Nationwide, there are nearly 50,000 wind turbines, with 2,700 being decommissioned, since the energy boom of the 1970s. Bloomberg New Energy Finance is expecting up to 2 gigawatts worth of turbines to be refitted this year and next. Each turbine blade will need between 30 and 44.8 cubic years of landfill space, using a total of 448,000 cubic yards of the 2.6 million yards set aside for construction and demolition material. This nearly 20 percent of total landfill space is enormous, given the amount of construction and demolition material disposed of in the United States. To prevent acres of abandoned and decaying wind farms, Wyoming laws require companies to provide bonds to cover the cost of decommission and disposal of turbines once they are taken out of service or abandoned. 2
Recycling turbine blades is more regulated in countries that have had wind power for decades. The European Union, for example, has waste management rules. Some European companies sell older and less efficient parts to customers in Asia, Africa, and Latin America. Veolia, a German global utilities and waste management company, found that decommissioned blades can be crushed and burned along with other components in cement kilns where the blades transform into solid fuel that can be used in the cement industry. One American entrepreneur believes the blades can be recycled by grinding them up to make chocolate chip-sized pellets which can be used for decking materials, pallets, and piping. But, this option does not begin to deal with the massive disposal problem ahead for those countries well into wind generation, which is rapidly including the United States.

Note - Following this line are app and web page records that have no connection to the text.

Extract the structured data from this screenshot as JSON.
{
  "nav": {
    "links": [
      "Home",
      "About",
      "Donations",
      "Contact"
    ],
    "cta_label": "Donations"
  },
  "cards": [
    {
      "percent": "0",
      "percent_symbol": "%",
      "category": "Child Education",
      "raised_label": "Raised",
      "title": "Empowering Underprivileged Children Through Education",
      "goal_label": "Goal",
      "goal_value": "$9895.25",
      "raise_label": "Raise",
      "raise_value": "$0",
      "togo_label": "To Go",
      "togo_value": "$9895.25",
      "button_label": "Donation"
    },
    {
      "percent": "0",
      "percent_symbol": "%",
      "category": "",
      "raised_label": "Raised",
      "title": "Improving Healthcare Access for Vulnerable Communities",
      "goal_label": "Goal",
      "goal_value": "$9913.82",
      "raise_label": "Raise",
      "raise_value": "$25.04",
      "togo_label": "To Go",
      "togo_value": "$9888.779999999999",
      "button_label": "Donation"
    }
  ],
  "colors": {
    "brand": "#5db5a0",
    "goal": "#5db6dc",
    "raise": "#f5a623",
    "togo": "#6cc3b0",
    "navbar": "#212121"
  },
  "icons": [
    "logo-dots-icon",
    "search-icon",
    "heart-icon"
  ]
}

With an increasing dependence on wind generated electricity and the ever growing size of the turbines, the issues of waste from wind turbines is significant and evolving. Most state governments did not provide for the disposal of wind turbine blades despite implementing renewable standards that require the generation of electricity from wind or other forms of renewable energy. It appears that many never even thought about the potential side effects of mandating new forms of energy generation such as wind and solar, and are only now learning the consequences of their edicts. Some states have ridiculously high percentage requirements for renewable generation that only exacerbates this problem. 2
In short, disposing of wind turbines is a significant problem, with negative impacts on communities and the environment.
- “The renewable energy myth: 50,000 tons of non-recyclable wind turbine blades dumped in the landfill,” zonehedge.com, (1/10/20)
- “Wind turbine blades will continues to pileup at US landfills,” instituteforenergyresearch.org, (3/6/20)
- Pu Liu and Clair Y. Barlow, “Wind turbine blades in 2050,” Waste Management 62, 229, April 2017
- Tony Thomas, “When wind turbines die, the problems are just beginning,” conservativewoman.co.uk, (11/15/19)
- Isaac Orr, “It costs $532,000 to decommission a single wind tower,” americanexperiment.org, (12/3/19)